Mama told him that confessing was for the Catholics in town, but what did she know? She was so ass blind that she worshipped her only daughter, a spawn of the Devil himself.
In the silence of the night, he heard a car approaching down the country highway that ran in front of his house. People took this road straight from the city into the suburbs, driving past at ungodly speeds.
As the car crested the hill and came into sight, he raised his cigarette to his lips again for one final drag. He was still exhaling slowly as he dug the heel of his boot into the dirt beside the barn. Kneeling, he took the time to carefully bury the evidence that would undoubtedly lead to an unnecessary and annoying argument with his mother.
While he knelt, a barely perceptible crackle filled the air around him, leaving him feeling unsettled, as though he had just missed something.
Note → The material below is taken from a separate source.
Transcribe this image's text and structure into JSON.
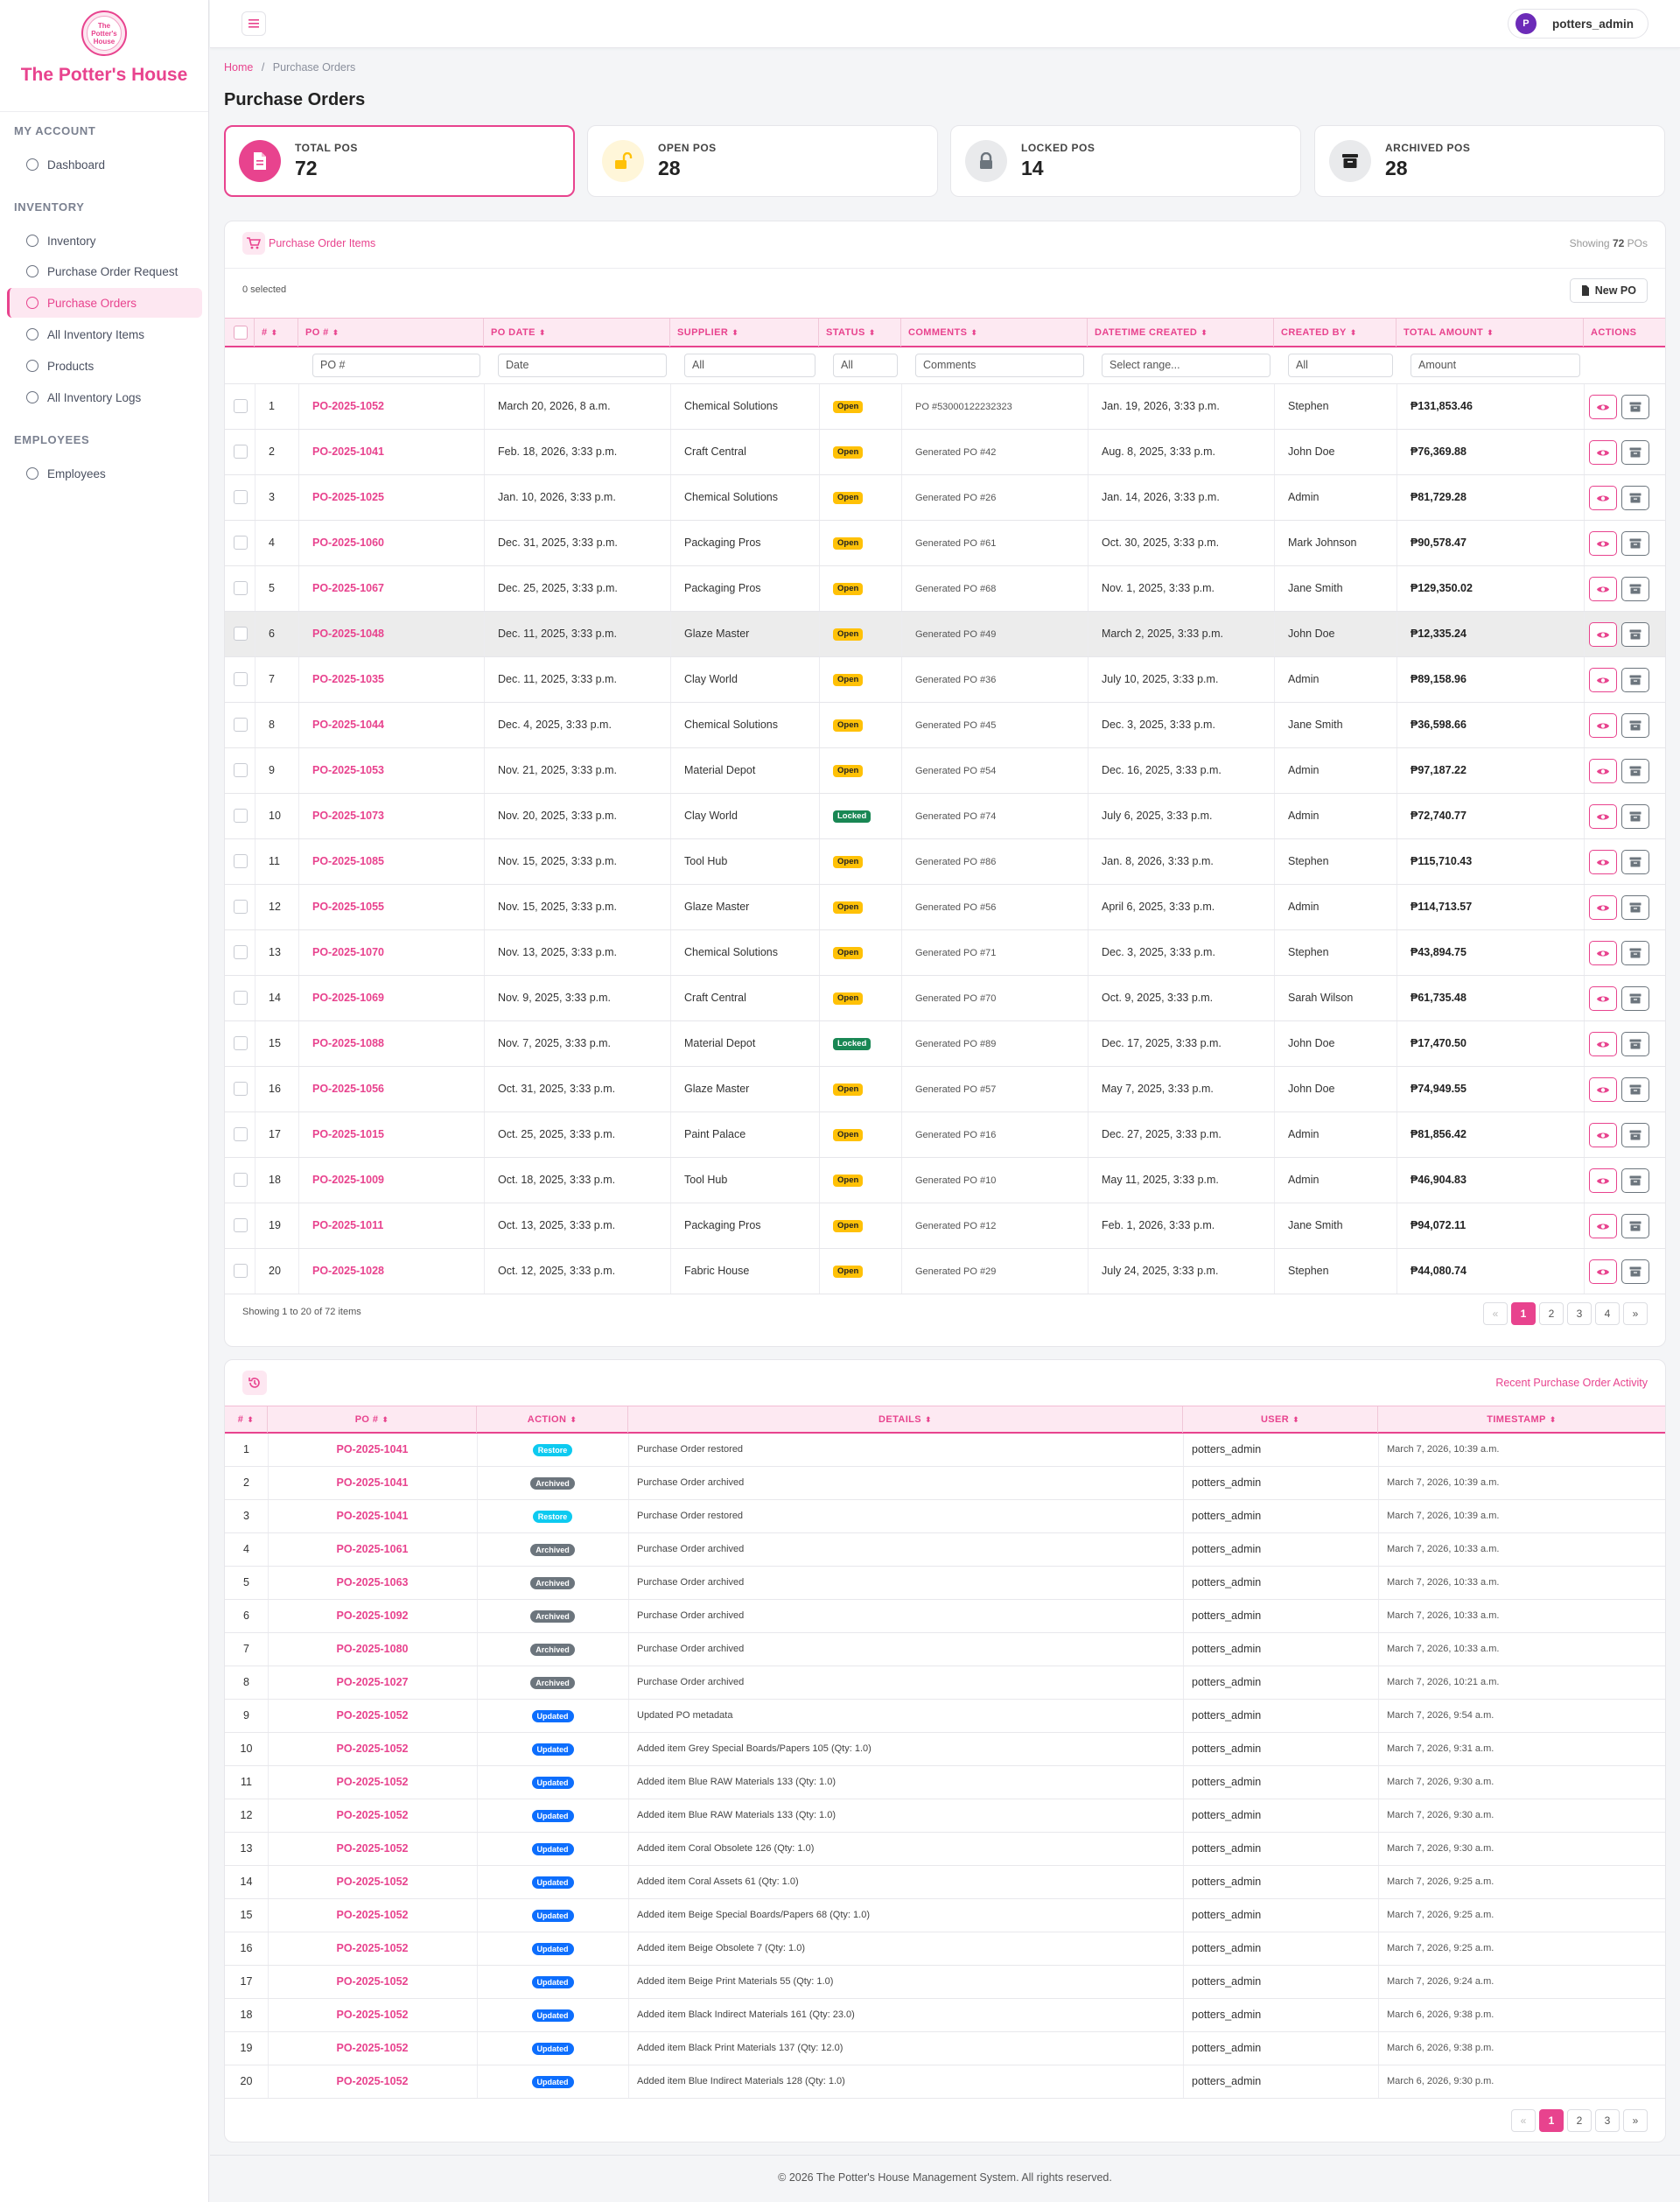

He rose slowly, glancing back toward the house, half expecting his mother to come barreling down the front steps and marching across the yard.
The glare of the approaching high beams captured him as the car continued to bear down. Even as it left the blacktop and dipped down into his yard, he began to move. And his quick reflexes had him clear of the path made by the little Chevette that plowed into the side of his father’s barn.
He knew that the cacophony would raise his parents and bring them outside. But he was drawn to the site of the hole in the barn and the small smoking vehicle now parked haphazardly inside.
“Damn drunks,” he muttered, picking his way through the splintered wood.
Standing beside the vehicle, he was astonished to realize that there was no driver. Alarmed, he glanced around the barn for signs that someone had already emerged from the vehicle even while he had to admit that a driver couldn’t have possibly freed himself so rapidly.
The driver’s window was cranked down and a sinful and outdated song was cranked up on the radio. Grunting in disgust, he knelt and reached through the window to turn off the trash, noticing with confusion that the seatbelt on the driver’s side was still buckled. On the passenger seat sat a woman’s purse. Moving stealthily, he reached inside and removed a wallet.
Hearing the front screen door slam shut behind his parents, he flipped open the billfold and glanced at the driver’s license. Eva Sokolov.
Before his parents rushed to his side, he slipped the wallet back into the purse and moved back away from the vehicle. He stood back and surveyed the wreck with bewilderment.
“What the hell?”